### Exercise:
Write each line out exactly, from the one containing "Extract the structured" through the final line of the data, and keep pictures out of the copy.

### Entries from a dataset of interfaces:
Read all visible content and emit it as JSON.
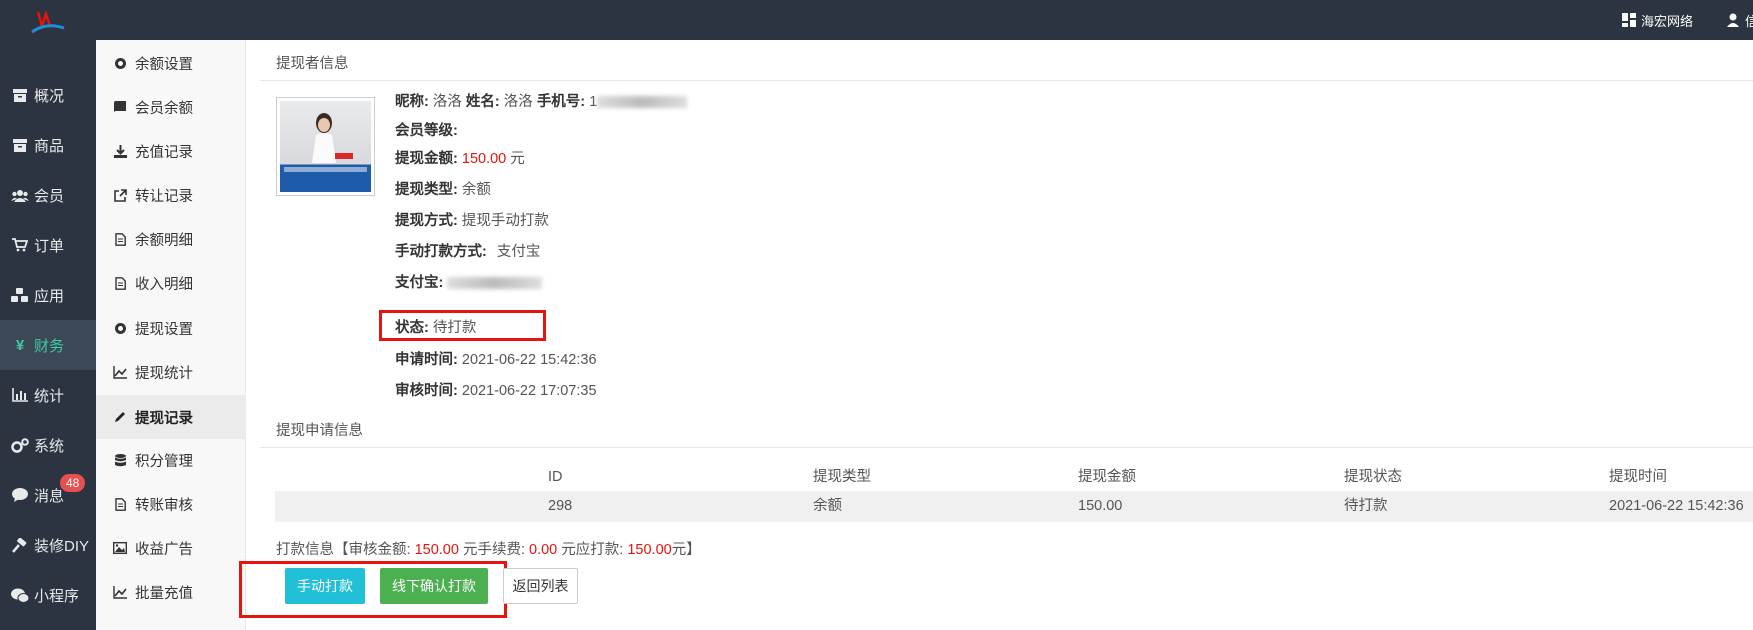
{
  "topbar": {
    "network_label": "海宏网络",
    "user_label": "信"
  },
  "nav": {
    "items": [
      {
        "label": "概况",
        "icon": "box-icon"
      },
      {
        "label": "商品",
        "icon": "box-icon"
      },
      {
        "label": "会员",
        "icon": "users-icon"
      },
      {
        "label": "订单",
        "icon": "cart-icon"
      },
      {
        "label": "应用",
        "icon": "cubes-icon"
      },
      {
        "label": "财务",
        "icon": "yen-icon"
      },
      {
        "label": "统计",
        "icon": "bar-chart-icon"
      },
      {
        "label": "系统",
        "icon": "gears-icon"
      },
      {
        "label": "消息",
        "icon": "comment-icon"
      },
      {
        "label": "装修DIY",
        "icon": "gavel-icon"
      },
      {
        "label": "小程序",
        "icon": "wechat-icon"
      }
    ],
    "active": "财务",
    "message_badge": "48"
  },
  "subnav": {
    "items": [
      {
        "label": "余额设置",
        "icon": "gear-icon"
      },
      {
        "label": "会员余额",
        "icon": "book-icon"
      },
      {
        "label": "充值记录",
        "icon": "download-icon"
      },
      {
        "label": "转让记录",
        "icon": "external-link-icon"
      },
      {
        "label": "余额明细",
        "icon": "file-icon"
      },
      {
        "label": "收入明细",
        "icon": "file-icon"
      },
      {
        "label": "提现设置",
        "icon": "gear-icon"
      },
      {
        "label": "提现统计",
        "icon": "line-chart-icon"
      },
      {
        "label": "提现记录",
        "icon": "pencil-icon"
      },
      {
        "label": "积分管理",
        "icon": "database-icon"
      },
      {
        "label": "转账审核",
        "icon": "file-icon"
      },
      {
        "label": "收益广告",
        "icon": "image-icon"
      },
      {
        "label": "批量充值",
        "icon": "line-chart-icon"
      }
    ],
    "active": "提现记录"
  },
  "withdrawer": {
    "section_title": "提现者信息",
    "nickname_label": "昵称:",
    "nickname": "洛洛",
    "name_label": "姓名:",
    "name": "洛洛",
    "phone_label": "手机号:",
    "phone_visible": "1",
    "level_label": "会员等级:",
    "amount_label": "提现金额:",
    "amount": "150.00",
    "amount_unit": "元",
    "type_label": "提现类型:",
    "type": "余额",
    "method_label": "提现方式:",
    "method": "提现手动打款",
    "manual_method_label": "手动打款方式:",
    "manual_method": "支付宝",
    "alipay_label": "支付宝:",
    "status_label": "状态:",
    "status": "待打款",
    "apply_time_label": "申请时间:",
    "apply_time": "2021-06-22 15:42:36",
    "review_time_label": "审核时间:",
    "review_time": "2021-06-22 17:07:35"
  },
  "application": {
    "section_title": "提现申请信息",
    "columns": [
      "ID",
      "提现类型",
      "提现金额",
      "提现状态",
      "提现时间"
    ],
    "rows": [
      [
        "298",
        "余额",
        "150.00",
        "待打款",
        "2021-06-22 15:42:36"
      ]
    ]
  },
  "payment": {
    "prefix": "打款信息【审核金额:",
    "review_amount": "150.00",
    "fee_label": "元手续费:",
    "fee": "0.00",
    "should_pay_label": "元应打款:",
    "should_pay": "150.00",
    "suffix": "元】"
  },
  "actions": {
    "manual_pay": "手动打款",
    "offline_confirm": "线下确认打款",
    "back": "返回列表"
  },
  "colors": {
    "topbar": "#2b3440",
    "active_nav_text": "#3fc9a8",
    "highlight": "#e5140f",
    "cyan_button": "#21c0d6",
    "green_button": "#4caf50"
  }
}
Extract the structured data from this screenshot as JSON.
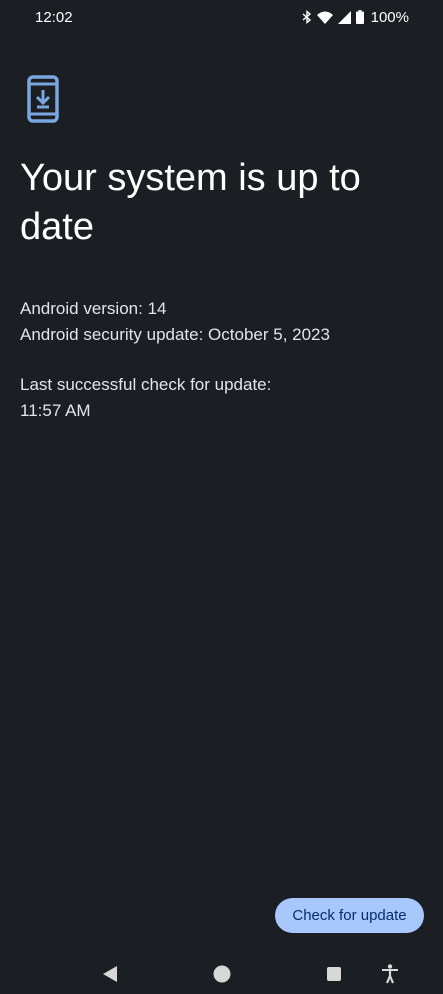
{
  "status_bar": {
    "time": "12:02",
    "battery_percent": "100%",
    "icons": [
      "bluetooth-icon",
      "wifi-icon",
      "cell-signal-icon",
      "battery-icon"
    ]
  },
  "header": {
    "icon": "system-update-icon",
    "title": "Your system is up to date"
  },
  "info": {
    "android_version": "Android version: 14",
    "security_update": "Android security update: October 5, 2023",
    "last_check_label": "Last successful check for update:",
    "last_check_time": "11:57 AM"
  },
  "actions": {
    "check_label": "Check for update"
  },
  "nav_bar": {
    "icons": [
      "back-icon",
      "home-icon",
      "recents-icon",
      "accessibility-icon"
    ]
  },
  "colors": {
    "background": "#1b1e23",
    "accent": "#a8c7fa",
    "on_accent": "#062e6f",
    "icon_blue": "#7aa7e0"
  }
}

### Solution for this problem:
Extract the structured data from this screenshot as JSON.
{
  "status_bar": {
    "time": "12:02",
    "battery_percent": "100%",
    "icons": [
      "bluetooth-icon",
      "wifi-icon",
      "cell-signal-icon",
      "battery-icon"
    ]
  },
  "header": {
    "icon": "system-update-icon",
    "title": "Your system is up to date"
  },
  "info": {
    "android_version": "Android version: 14",
    "security_update": "Android security update: October 5, 2023",
    "last_check_label": "Last successful check for update:",
    "last_check_time": "11:57 AM"
  },
  "actions": {
    "check_label": "Check for update"
  },
  "nav_bar": {
    "icons": [
      "back-icon",
      "home-icon",
      "recents-icon",
      "accessibility-icon"
    ]
  },
  "colors": {
    "background": "#1b1e23",
    "accent": "#a8c7fa",
    "on_accent": "#062e6f",
    "icon_blue": "#7aa7e0"
  }
}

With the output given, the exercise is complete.